CHE 4581
Mark Mathias


This course will present principles of electrochemistry and electrochemical engineering, leading into design considerations for the development of battery and fuel cell systems. The course will prepare you to understand the role of energy conversion and storage to address environmental challenges, with specific focus on electric vehicles and loadleveling of the electric grid.


Wednesday  
CHE 4962
Mitchell Anthamatten


Departmental seminar. Graduate students must register, zero credits. Attendance is mandatory and lettergraded. 

Wednesday and Friday  
CHE 4661
Jason Condon


This course will explore the bioprocesses involved in producing a biopharmaceutical product (therapeutic proteins, cell therapy products, and vaccines). The course will take a stepwise journey through a typical production process from the perspective of a Bioprocess Engineer, starting with cell culture and moving downstream through purification and final fill. Engineering concepts involved in bioreactor design and control, cell removal/recovery operations, and protein purification will be examined. The course will also provide an introduction to the analytical methods used to test biopharmaceutical products for critical quality attributes. The role of the regulatory agencies, like the US Food and Drug Administration, and the regulations that govern the industry will be introduced throughout the course in the context of the bioprocess to which they relate. Students taking the course for Upper Level BME or Graduate credit will need to complete a semesterend project.Prerequisites: BIO110, CHM132, CHE243 or ME225, CHE244 or Permission of Instructor 

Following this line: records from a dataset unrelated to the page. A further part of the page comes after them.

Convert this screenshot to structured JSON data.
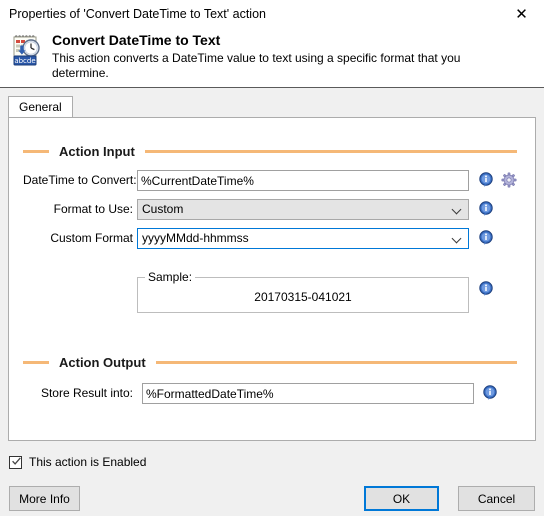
{
  "window": {
    "title": "Properties of 'Convert DateTime to Text' action",
    "close_label": "✕",
    "close_icon": "close-icon"
  },
  "header": {
    "icon": "calendar-clock-abcde-icon",
    "icon_caption": "abcde",
    "title": "Convert DateTime to Text",
    "description": "This action converts a DateTime value to text using a specific format that you determine."
  },
  "tabs": [
    {
      "label": "General",
      "active": true
    }
  ],
  "sections": {
    "action_input": {
      "label": "Action Input",
      "fields": {
        "datetime_to_convert": {
          "label": "DateTime to Convert:",
          "value": "%CurrentDateTime%",
          "placeholder": "",
          "info_icon": "info-icon",
          "gear_icon": "gear-icon"
        },
        "format_to_use": {
          "label": "Format to Use:",
          "value": "Custom",
          "options": [
            "Custom"
          ],
          "info_icon": "info-icon"
        },
        "custom_format": {
          "label": "Custom Format",
          "value": "yyyyMMdd-hhmmss",
          "options": [
            "yyyyMMdd-hhmmss"
          ],
          "info_icon": "info-icon"
        },
        "sample": {
          "label": "Sample:",
          "value": "20170315-041021",
          "info_icon": "info-icon"
        }
      }
    },
    "action_output": {
      "label": "Action Output",
      "fields": {
        "store_result_into": {
          "label": "Store Result into:",
          "value": "%FormattedDateTime%",
          "placeholder": "",
          "info_icon": "info-icon"
        }
      }
    }
  },
  "footer": {
    "enabled_checkbox": {
      "label": "This action is Enabled",
      "checked": true
    },
    "more_info_button": "More Info",
    "ok_button": "OK",
    "cancel_button": "Cancel"
  },
  "colors": {
    "accent_orange": "#f5b877",
    "focus_blue": "#0078d7",
    "dialog_bg": "#f0f0f0",
    "panel_bg": "#ffffff",
    "info_icon_blue": "#2b5fb8",
    "gear_icon_purple": "#8f8fc0"
  }
}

Thursday  
Friday  
CHE 4142
William Renninger


Advanced techniques utilizing vector calculus, series expansions, contour integration, integral transforms (Fourier, Laplace and Hilbert) asymptotic estimates, and second order differential equations. 

CHE 4002
–


Required recitation for CHE 4001